In Q2 2018, the number of confidential information leaks globally grew by almost 5% year-on-year. This is a digest of the five largest incidents over the period from April to June, prepared by InfoWatch Analytical Center.

In late May, a hacker took control of the ticket distribution website Ticketfly, stealing names, emails, and phone numbers of more than 26 million people and bringing the website out of service for days. The hacker posted some of the stolen information online and threatened to post more, demanding a ransom of 1 bitcoin., the website for a popular American chain of bakeries by the same name, exposed over 37 million customer records, including names, emails, birthdays, and the last four digits of the customers’ credit card numbers. The data available in plain text from the site appeared to comprise records for any customer who has signed up for an account to order food online. Surprisingly, it took the company eight months to fix the problem after it was first alerted about the data leakage by cybersecurity specialists.

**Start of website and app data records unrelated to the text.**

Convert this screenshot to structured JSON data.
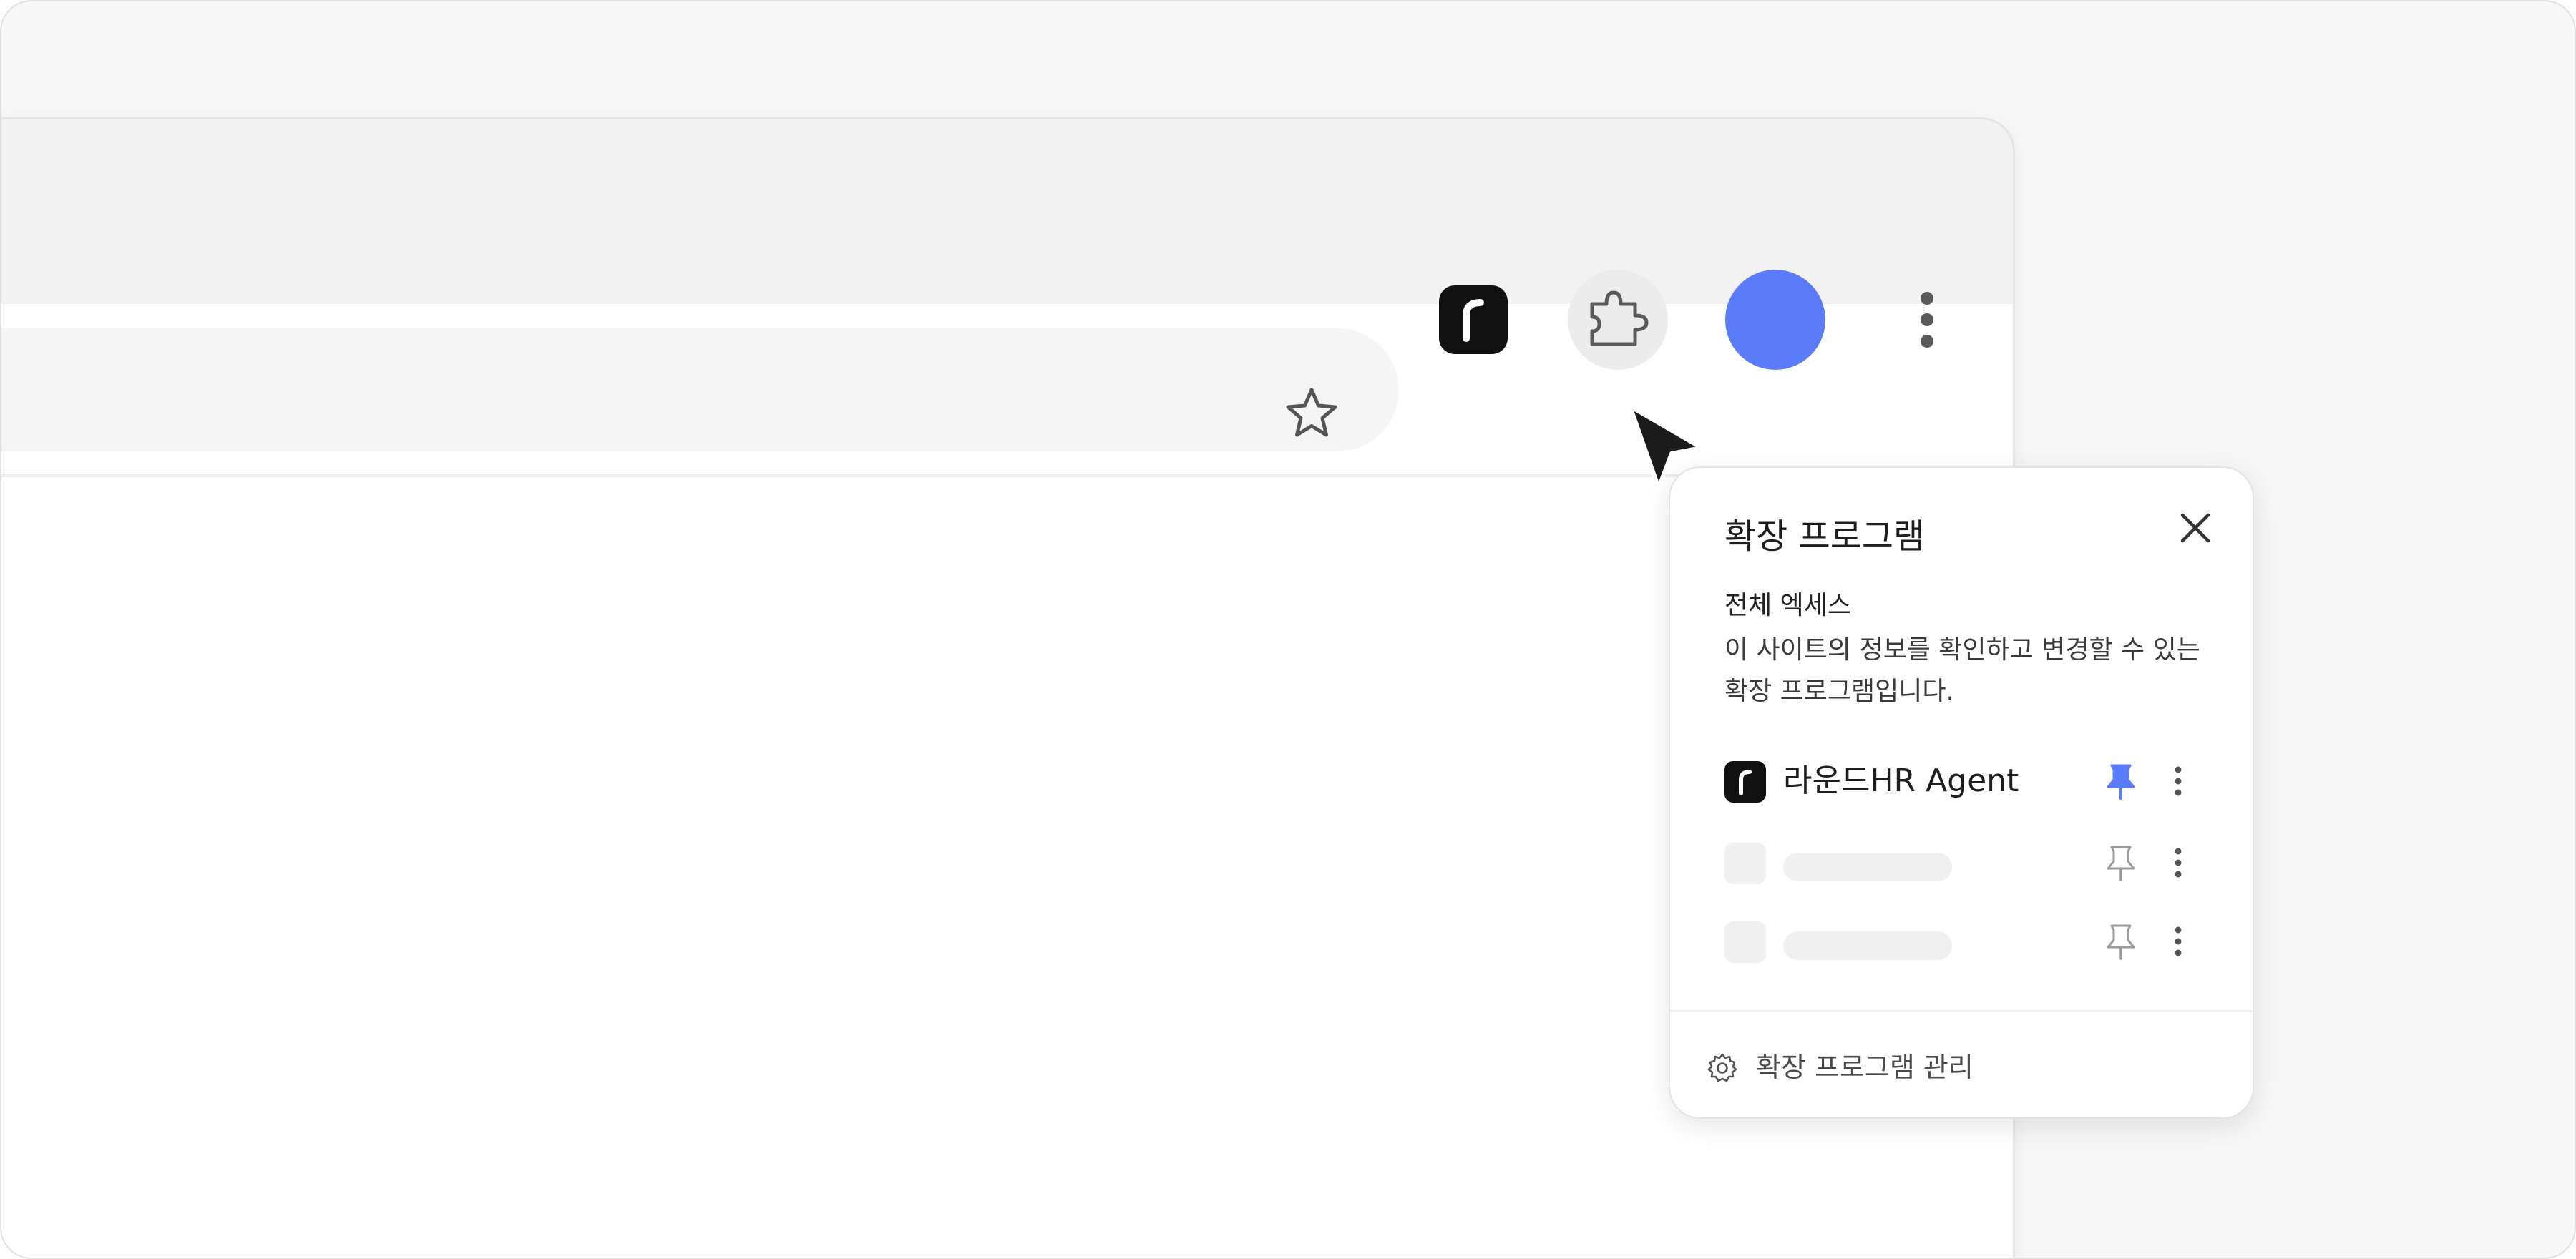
{
  "popup": {
    "title": "확장 프로그램",
    "section_heading": "전체 엑세스",
    "section_description": "이 사이트의 정보를 확인하고 변경할 수 있는 확장 프로그램입니다.",
    "extensions": [
      {
        "name": "라운드HR Agent",
        "pinned": true
      },
      {
        "name": "",
        "pinned": false
      },
      {
        "name": "",
        "pinned": false
      }
    ],
    "manage_label": "확장 프로그램 관리"
  },
  "colors": {
    "accent": "#5b7cfa",
    "extension_icon": "#111111"
  },
  "icons": {
    "bookmark": "star-icon",
    "extensions": "puzzle-icon",
    "menu": "vertical-dots-icon",
    "close": "close-icon",
    "pin": "pin-icon",
    "settings": "gear-icon"
  }
}
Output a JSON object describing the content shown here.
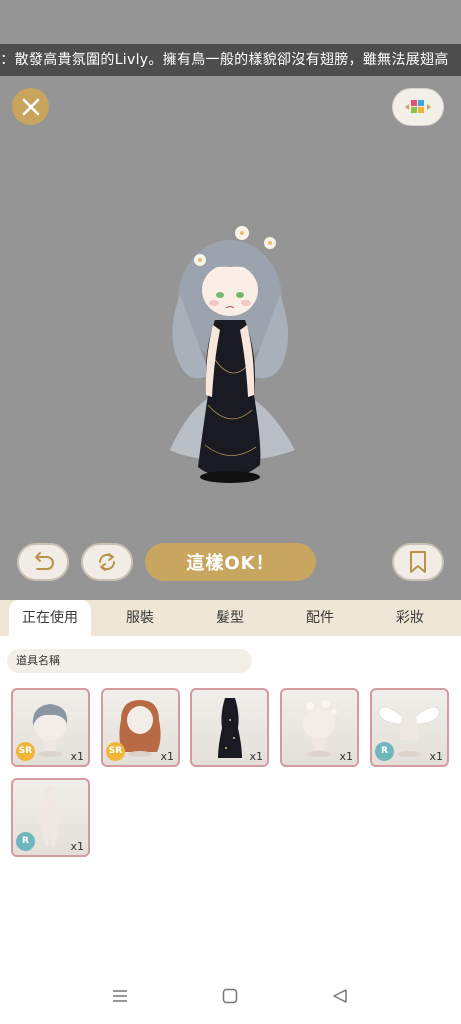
{
  "marquee": {
    "text": "八：散發高貴氛圍的Livly。擁有鳥一般的樣貌卻沒有翅膀，雖無法展翅高"
  },
  "icons": {
    "close": "close-icon",
    "palette": "color-palette-icon",
    "undo": "undo-icon",
    "redo": "redo-icon",
    "bookmark": "bookmark-icon"
  },
  "actions": {
    "ok_label": "這樣OK！"
  },
  "tabs": [
    {
      "label": "正在使用",
      "active": true
    },
    {
      "label": "服裝"
    },
    {
      "label": "髮型"
    },
    {
      "label": "配件"
    },
    {
      "label": "彩妝"
    }
  ],
  "item_name_placeholder": "道具名稱",
  "items": [
    {
      "name": "gray-hair",
      "rarity": "SR",
      "qty": "x1"
    },
    {
      "name": "auburn-hair",
      "rarity": "SR",
      "qty": "x1"
    },
    {
      "name": "black-dress",
      "rarity": "",
      "qty": "x1"
    },
    {
      "name": "flower-crown",
      "rarity": "",
      "qty": "x1"
    },
    {
      "name": "angel-wings",
      "rarity": "R",
      "qty": "x1"
    },
    {
      "name": "body-base",
      "rarity": "R",
      "qty": "x1"
    }
  ],
  "colors": {
    "accent": "#c8a660",
    "stage_bg": "#959595",
    "tab_bg": "#efe6d6",
    "item_border": "#d59aa0"
  }
}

LocalBlox, a data analysis and profiling firm, left a massive storage of profile data on a public but unlisted Amazon S3 storage bucket without a password, allowing anyone to download its contents. The data of 48 million users, scraped from their profiles on Facebook, LinkedIn, Twitter, and real estate site Zillow, was subsequently found by Chris Vickery, a well-known ethical data breach hunter. Spokespersons of the said websites said that scraping data from their services was strictly prohibited.

At the beginning of June, major family genealogy and DNA testing website MyHeritage announced a security breach, which exposed account details of over 92 million users. A data archive, containing emails and hashed passwords, was found on a third-party server. Based on the creation dates of some accounts, the data was open to public for over six months. It is yet unclear if the breach was the result of a hacker attack or employee actions.

Security researcher Vinny Troia discovered that Exactis, a U.S. marketing firm, leaked a database that contained close to 340 million records of both individuals and businesses on a publicly accessible server. The categories of data ranged from phone numbers and home addresses to interests and religion. While the lack of sensitive information, such as social security numbers, means the database isn't a straightforward tool for identity theft, the depth of personal info nonetheless could help scammers with other forms of social engineering, specialists say.